Element data from apps and pages
----

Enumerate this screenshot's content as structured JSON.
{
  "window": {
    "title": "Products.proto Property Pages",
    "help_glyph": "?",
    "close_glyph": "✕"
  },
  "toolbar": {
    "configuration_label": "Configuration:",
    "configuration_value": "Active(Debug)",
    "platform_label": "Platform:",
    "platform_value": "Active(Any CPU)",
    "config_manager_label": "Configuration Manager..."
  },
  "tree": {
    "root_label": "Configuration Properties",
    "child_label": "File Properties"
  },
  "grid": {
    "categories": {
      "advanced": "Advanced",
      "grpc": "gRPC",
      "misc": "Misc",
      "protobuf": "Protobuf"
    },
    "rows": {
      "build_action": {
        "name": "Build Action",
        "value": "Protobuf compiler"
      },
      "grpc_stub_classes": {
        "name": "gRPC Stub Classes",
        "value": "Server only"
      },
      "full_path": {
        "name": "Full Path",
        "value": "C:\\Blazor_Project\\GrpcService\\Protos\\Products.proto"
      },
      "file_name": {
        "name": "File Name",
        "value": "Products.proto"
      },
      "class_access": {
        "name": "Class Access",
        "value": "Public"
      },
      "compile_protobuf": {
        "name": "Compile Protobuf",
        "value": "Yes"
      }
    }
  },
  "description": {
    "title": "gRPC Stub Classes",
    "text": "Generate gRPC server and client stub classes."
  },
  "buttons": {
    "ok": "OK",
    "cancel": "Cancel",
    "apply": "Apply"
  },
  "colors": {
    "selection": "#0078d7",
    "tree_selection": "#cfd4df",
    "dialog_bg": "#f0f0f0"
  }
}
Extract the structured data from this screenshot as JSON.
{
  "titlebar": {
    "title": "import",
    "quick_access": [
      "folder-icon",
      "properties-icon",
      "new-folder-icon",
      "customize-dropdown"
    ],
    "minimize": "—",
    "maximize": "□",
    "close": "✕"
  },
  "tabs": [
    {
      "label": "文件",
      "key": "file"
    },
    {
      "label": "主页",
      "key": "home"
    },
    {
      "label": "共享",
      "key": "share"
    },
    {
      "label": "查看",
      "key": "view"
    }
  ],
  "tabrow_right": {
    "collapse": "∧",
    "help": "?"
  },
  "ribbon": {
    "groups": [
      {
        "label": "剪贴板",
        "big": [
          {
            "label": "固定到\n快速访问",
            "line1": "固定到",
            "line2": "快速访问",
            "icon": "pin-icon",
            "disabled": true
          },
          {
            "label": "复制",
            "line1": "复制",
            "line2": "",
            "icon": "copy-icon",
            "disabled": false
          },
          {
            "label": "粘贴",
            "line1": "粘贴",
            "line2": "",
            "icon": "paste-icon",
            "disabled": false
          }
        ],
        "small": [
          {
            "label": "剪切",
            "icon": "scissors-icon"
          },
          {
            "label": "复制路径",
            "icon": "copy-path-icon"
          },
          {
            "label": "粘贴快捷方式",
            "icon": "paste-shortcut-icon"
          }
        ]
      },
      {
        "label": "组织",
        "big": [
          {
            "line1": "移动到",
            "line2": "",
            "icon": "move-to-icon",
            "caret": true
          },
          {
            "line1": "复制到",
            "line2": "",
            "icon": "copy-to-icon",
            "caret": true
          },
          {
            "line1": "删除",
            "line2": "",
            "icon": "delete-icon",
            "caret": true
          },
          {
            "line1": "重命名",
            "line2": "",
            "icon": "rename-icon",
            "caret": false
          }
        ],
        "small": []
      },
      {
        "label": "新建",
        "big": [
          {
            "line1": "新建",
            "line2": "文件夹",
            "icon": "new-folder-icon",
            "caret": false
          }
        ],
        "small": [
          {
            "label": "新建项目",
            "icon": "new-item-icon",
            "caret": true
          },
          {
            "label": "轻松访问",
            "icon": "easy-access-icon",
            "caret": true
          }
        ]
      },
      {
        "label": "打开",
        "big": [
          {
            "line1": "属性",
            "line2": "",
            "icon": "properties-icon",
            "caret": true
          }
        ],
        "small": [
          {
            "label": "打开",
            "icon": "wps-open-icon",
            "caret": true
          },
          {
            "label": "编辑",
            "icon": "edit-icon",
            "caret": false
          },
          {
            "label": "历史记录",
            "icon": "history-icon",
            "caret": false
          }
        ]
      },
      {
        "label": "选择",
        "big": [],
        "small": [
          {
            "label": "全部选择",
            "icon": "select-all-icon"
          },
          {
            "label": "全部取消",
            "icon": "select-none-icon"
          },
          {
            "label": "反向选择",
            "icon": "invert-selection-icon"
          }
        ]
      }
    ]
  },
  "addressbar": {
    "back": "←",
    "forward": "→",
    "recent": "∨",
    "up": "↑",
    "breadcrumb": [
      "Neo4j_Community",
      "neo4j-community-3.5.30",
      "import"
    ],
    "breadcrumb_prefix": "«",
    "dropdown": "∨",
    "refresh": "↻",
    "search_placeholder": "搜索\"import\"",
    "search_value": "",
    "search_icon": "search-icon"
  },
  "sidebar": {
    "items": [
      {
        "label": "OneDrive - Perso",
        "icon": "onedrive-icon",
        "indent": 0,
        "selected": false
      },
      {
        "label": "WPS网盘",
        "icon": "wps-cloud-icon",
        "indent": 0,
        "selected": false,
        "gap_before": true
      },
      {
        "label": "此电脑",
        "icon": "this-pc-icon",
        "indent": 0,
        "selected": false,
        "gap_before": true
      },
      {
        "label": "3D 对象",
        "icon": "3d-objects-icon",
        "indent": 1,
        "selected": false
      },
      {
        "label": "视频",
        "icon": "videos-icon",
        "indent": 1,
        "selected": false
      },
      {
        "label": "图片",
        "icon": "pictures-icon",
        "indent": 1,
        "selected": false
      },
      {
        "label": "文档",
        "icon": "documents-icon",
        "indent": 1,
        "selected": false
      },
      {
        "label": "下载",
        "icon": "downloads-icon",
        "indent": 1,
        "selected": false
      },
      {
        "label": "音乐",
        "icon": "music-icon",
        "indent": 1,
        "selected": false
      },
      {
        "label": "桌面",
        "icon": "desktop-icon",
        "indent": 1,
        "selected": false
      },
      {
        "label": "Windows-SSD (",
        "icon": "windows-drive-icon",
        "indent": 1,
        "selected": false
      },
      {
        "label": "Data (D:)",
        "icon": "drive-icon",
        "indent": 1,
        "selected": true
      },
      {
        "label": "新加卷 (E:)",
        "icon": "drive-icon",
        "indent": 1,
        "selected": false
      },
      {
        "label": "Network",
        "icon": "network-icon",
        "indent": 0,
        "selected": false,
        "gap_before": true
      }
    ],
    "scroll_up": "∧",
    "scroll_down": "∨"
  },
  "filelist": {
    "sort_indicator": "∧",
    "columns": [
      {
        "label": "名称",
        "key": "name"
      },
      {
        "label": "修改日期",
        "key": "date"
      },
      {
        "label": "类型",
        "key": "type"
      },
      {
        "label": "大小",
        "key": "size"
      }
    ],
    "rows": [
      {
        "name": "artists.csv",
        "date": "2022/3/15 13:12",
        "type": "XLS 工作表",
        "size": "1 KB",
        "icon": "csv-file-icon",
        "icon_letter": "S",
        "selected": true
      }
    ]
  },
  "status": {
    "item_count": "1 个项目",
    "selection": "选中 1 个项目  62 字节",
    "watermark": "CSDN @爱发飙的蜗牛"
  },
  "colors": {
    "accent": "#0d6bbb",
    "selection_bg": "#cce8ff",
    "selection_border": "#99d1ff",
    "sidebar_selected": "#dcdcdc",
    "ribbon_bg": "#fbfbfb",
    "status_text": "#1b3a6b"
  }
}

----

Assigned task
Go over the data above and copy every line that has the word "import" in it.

Reply
    "title": "import",
      "import"
    "search_placeholder": "搜索\"import\"",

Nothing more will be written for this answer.